A young Irish couple have revealed how they fell in love and had a child - then discovered they were half-brother and sister.

The couple, who spoke to the Irish Mail on Sunday on the condition of anonymity, said they were stunned but vowed to stay together and have more children.

"I'm not blind and I'm not oblivious to what people might think," the young man involved in the relationship told the paper. "We're not from a bad background and if someone had said to me that they were in a relationship like this, I would have said they were sickos."

The couple, both in their 20s and living in the province of Leinster, were from different towns but met in a nightclub several years ago.

Two years after they met, the woman fell pregnant and the pair moved in together, the paper reported.

The man had not seen his father - or who he had been brought up to believe was his father - since he was a young boy and had a strained relationship with his mother, until he began to make amends last Christmas.

"My mother was by herself and I was just going to call in and see her before Christmas," said the man. "I started to tell her about my girlfriend and our child."

On hearing who the woman's parents were, "My mother got hysterical," said the man. "She just put her hands on her face and said: 'You're not serious.' I thought: 'She has lost it.'"

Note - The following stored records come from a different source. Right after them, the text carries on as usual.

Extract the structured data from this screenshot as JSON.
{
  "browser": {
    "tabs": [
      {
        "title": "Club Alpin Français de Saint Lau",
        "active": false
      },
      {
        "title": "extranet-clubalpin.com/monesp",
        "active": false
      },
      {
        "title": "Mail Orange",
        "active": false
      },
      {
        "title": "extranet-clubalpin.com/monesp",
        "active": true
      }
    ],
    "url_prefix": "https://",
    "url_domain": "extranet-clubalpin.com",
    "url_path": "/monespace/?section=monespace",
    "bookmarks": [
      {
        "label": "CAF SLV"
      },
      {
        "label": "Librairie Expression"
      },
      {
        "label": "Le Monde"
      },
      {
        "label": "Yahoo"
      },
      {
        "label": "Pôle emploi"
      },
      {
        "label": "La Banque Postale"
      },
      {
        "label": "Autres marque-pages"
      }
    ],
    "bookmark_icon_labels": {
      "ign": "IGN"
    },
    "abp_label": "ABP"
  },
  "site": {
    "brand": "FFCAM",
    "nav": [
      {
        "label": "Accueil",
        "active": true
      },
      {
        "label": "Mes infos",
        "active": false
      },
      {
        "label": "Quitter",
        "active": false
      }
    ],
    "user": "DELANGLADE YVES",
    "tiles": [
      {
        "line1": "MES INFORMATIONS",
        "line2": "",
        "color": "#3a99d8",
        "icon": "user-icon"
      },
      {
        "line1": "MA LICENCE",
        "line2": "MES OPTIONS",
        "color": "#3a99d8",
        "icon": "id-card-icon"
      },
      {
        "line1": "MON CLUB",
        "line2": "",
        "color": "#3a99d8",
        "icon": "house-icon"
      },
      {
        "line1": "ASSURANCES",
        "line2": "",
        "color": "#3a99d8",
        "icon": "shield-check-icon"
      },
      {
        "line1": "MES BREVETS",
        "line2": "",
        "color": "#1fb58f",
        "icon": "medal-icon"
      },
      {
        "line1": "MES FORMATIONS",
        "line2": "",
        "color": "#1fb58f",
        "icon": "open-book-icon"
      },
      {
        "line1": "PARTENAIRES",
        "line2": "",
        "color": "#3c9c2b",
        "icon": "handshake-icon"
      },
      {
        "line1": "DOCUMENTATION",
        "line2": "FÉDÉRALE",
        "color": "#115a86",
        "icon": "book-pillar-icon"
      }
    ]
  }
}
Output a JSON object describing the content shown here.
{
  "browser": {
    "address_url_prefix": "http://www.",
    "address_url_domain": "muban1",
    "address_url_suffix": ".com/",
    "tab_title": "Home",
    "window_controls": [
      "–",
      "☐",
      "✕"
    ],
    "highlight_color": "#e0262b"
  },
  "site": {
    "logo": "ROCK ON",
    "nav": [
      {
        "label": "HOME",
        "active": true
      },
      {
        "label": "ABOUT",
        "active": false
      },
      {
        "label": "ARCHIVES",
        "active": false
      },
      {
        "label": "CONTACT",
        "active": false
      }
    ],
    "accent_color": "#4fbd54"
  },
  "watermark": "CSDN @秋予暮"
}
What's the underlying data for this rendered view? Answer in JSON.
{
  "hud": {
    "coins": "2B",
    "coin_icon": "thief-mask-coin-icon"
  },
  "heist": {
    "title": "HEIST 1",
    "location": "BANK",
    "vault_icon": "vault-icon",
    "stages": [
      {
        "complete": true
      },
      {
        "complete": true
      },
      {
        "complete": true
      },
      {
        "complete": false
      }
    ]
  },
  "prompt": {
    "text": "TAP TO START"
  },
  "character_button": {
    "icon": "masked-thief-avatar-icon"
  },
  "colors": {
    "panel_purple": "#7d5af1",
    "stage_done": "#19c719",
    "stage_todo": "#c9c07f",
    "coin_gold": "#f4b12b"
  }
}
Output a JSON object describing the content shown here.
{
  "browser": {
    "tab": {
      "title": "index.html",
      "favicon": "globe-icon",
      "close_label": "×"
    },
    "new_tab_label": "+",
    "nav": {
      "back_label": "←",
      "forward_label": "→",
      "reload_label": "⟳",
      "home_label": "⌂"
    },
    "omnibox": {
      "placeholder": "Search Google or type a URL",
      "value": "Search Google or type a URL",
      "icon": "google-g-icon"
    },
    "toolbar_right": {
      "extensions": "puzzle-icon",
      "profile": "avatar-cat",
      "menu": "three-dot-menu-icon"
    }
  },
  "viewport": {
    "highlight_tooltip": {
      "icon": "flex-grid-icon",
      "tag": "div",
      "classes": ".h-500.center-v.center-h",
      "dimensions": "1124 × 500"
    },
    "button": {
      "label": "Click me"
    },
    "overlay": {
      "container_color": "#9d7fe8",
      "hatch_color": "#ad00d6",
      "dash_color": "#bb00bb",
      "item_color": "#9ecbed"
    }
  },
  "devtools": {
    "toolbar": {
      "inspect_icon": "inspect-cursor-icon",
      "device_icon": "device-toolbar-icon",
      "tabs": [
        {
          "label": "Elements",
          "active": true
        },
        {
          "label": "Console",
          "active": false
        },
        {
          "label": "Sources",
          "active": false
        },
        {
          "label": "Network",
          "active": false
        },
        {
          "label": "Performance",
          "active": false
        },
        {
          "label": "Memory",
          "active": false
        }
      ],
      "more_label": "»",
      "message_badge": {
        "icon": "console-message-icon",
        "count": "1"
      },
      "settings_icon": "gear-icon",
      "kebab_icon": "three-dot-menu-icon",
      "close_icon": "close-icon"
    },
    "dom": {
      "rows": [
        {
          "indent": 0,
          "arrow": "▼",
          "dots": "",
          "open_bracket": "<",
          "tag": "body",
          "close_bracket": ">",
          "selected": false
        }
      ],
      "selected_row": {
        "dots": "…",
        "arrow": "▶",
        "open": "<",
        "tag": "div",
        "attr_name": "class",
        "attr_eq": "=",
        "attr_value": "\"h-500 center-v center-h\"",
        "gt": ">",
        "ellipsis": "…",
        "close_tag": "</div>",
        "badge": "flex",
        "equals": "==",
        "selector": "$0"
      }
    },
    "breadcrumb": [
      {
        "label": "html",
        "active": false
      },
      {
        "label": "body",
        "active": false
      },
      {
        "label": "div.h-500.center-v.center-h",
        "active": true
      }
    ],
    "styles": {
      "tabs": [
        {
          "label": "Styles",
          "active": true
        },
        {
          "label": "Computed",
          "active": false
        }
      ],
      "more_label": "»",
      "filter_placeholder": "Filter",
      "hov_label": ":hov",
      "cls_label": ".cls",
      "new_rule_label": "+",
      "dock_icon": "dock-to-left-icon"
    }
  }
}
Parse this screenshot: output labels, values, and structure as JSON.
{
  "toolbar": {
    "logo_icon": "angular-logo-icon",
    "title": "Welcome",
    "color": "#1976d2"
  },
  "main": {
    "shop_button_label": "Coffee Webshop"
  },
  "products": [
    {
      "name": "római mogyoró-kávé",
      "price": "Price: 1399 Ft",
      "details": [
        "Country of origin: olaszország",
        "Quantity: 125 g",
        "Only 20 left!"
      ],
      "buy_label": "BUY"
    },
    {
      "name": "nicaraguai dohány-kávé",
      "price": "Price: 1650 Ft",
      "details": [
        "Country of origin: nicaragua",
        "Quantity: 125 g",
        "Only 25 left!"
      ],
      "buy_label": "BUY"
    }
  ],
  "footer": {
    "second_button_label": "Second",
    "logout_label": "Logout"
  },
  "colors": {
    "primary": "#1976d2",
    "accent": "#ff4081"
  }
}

Several days later, the man's mother finally told him the truth - his girlfriend's father was his father too.

Initially he refused to believe it. "But somehow in the back of my mind I knew it was true," said the man. "When I was growing up, I always knew something was being held back."

With the help of DNA tests and "gentle questioning", the couple now know the truth. During a month-long relationship, the man's mother had become pregnant to the woman's father. They were half-brother and sister.

About four years after the man was born, his real father discovered the woman he had a fling with had had his child. He began a legal battle to gain access to his son, reported the paper.

The court decided that although he was the boy's real father, he would not be allowed access and his son would not be allowed to know the truth.

The brother-sister couple are now considering taking a landmark civil case against the psychologist and judge who made the fateful decision.

- NZ Herald Staff